The ASPCA Animal Poison Control Center’s phone number is 1.888.426.4435. Their poison hotline is staffed by veterinarians and operates  24 hours, 7 days a week for information and instructions on what to do if your pet has ingested plants or substances that you suspect may be poisonous. At the present time there is a charge of $65USD for a veterinarian’s advice. Their poison control website has a list on toxic and non-toxic plants, poisonous household products and more here.

Written by Laura Bartlet

Keeping Your Cat Happy Indoors

Statistics show the average lifespan of an indoor cat is 12-20 years compared to only 1-5 years for an outdoor cat. This is why at VOKRA we firmly believe keeping your cats strictly indoors will lead to a long, healthly life for your beloved pet and fewer worrisome nights and vet bills after a cat goes missing, is injured or even worse.

Many cats love to stay indoors and are never happier than when padding around the house. Yet sometimes your cat may become less content, which can be distressing both for you and your pet. When a cat isn’t 100% happy they can show it in a number of ways. For example, your cat may become ill or simply more lethargic than usual.

It perhaps doesn’t surprise many of you that your cat likes to be in control! And when they don’t feel in control in their environment this can lead to unhappiness. One simple way you can keep your cat comfortable in its environment is by keeping to a routine in your interactions with them. This can be by feeding them at the same time each day and even by trying to play with them at the same time.

Cats also need their senses stimulated to keep them happy. While many readers will already use catnip, there are also a number of other herbs that could provide a little interest and variation for your cat. For those of you whose cat isn’t partial to catnip, cat thyme may prove a useful substitute.

Enriching your cat’s life with toys is also a fun way to keep them happy. Unfortunately this can get expensive as cats tend to grow bored of toys pretty quickly, so why not try to enrich their lives by making some easy to create toys and puzzles? This is a great, cheap way of adding variation to your cat’s day to day life.

Hopefully this quick guide will give you some ideas to enrich your cat’s lives:

Keeping Your Cat Happy Iindoors
Keeping Your Cat Happy Indoors by Terrys Fabrics.

Ask Dr. Waffles

DrWaffles

Dr. Waffles (pictured) is VOKRA’s senior feline health advice columnist. He has had more than four years of experience as a cat with health, and is thus fully qualified to advise other cats in their health.

Dear Dr. Waffles,

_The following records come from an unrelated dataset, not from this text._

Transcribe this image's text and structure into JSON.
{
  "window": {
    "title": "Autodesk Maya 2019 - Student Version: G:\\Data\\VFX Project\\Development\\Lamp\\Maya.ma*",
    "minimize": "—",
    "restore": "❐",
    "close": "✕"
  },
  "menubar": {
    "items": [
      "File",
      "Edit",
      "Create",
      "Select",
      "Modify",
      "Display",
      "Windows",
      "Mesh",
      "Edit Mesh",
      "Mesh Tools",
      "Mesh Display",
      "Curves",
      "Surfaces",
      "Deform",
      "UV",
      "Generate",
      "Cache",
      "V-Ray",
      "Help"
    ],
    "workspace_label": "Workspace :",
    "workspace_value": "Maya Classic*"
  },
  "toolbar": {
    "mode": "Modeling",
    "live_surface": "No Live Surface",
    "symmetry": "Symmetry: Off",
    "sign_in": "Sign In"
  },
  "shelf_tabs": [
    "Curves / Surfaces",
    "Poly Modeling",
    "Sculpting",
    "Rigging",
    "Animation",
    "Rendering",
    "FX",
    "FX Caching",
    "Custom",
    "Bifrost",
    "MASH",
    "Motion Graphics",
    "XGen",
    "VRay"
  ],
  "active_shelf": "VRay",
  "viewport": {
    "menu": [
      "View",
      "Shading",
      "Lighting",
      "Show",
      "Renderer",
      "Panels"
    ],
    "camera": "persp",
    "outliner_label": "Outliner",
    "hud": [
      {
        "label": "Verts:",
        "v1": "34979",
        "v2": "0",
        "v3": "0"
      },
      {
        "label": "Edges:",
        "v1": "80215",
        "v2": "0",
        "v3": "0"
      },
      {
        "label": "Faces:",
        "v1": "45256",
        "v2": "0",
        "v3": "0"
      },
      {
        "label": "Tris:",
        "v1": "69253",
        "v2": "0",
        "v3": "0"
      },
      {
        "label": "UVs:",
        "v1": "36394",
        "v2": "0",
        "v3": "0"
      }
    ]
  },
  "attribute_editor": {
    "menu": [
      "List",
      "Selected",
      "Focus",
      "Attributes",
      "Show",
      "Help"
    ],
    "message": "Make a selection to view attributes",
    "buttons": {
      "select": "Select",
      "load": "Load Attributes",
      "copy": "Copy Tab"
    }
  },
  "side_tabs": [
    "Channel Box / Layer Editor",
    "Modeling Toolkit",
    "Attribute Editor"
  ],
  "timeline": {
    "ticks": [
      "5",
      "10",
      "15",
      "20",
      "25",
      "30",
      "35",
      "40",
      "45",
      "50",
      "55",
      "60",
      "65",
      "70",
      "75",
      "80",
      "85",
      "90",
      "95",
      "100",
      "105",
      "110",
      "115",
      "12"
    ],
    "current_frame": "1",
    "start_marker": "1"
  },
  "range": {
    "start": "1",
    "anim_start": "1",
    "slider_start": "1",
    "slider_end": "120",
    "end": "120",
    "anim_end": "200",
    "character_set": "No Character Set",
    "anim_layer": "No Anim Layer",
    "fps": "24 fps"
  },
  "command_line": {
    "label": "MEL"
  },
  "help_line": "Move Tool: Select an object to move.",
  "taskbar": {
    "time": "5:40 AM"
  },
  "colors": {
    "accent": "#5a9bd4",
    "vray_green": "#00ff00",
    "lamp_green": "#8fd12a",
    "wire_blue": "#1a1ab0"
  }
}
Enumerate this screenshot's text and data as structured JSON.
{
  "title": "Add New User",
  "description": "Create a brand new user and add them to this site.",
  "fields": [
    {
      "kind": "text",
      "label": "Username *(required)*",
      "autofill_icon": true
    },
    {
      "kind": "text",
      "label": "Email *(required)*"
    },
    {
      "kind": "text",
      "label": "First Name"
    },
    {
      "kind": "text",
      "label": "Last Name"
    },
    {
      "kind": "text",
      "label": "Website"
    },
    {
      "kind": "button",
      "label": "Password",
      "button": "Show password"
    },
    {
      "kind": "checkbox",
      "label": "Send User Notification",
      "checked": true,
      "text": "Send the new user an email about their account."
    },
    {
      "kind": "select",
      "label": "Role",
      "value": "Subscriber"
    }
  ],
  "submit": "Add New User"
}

I have a problem with my claws. The scratching post bores me. I really can’t be bothered to scritch and scratch at that tedious thing. But because of that, I’ve noticed something quite alarming: my claws have grown so long they have grown out, around and are now starting to pierce back into my paws. I am a really puffy kitty with super puffy paws, and since my paws are so incredible and luxuriously puffy, my people haven’t even noticed that my claws are now ingrown! My beautiful fur covers the whole ordeal entirely! It hurts and I am starting to wonder if my distaste of the scratching post was a mistake.

With sore paws,

Miss Snowball

Dear Miss Snowball,

Personally, I prefer to do my nails myself with the post, but I know several puffy kitties that much prefer a regular manicure. First, don’t be mad at your people; they probably mean well and it can be hard to see past all the puff of your paws! But it is very important that once you get their attention, they take you to a vet right away to have your paws fixed up properly. I bet it’s hard to walk around and even to use the litterbox with such wounds! After your paws are clipped and fixed, they should make sure they give you regular manicures, or find a scratching post that you might want to use. There are a lot of different kinds out there – maybe there is one you’d like.

Dr. Waffles

Dr. Waffle’s apparel provided by Business Catual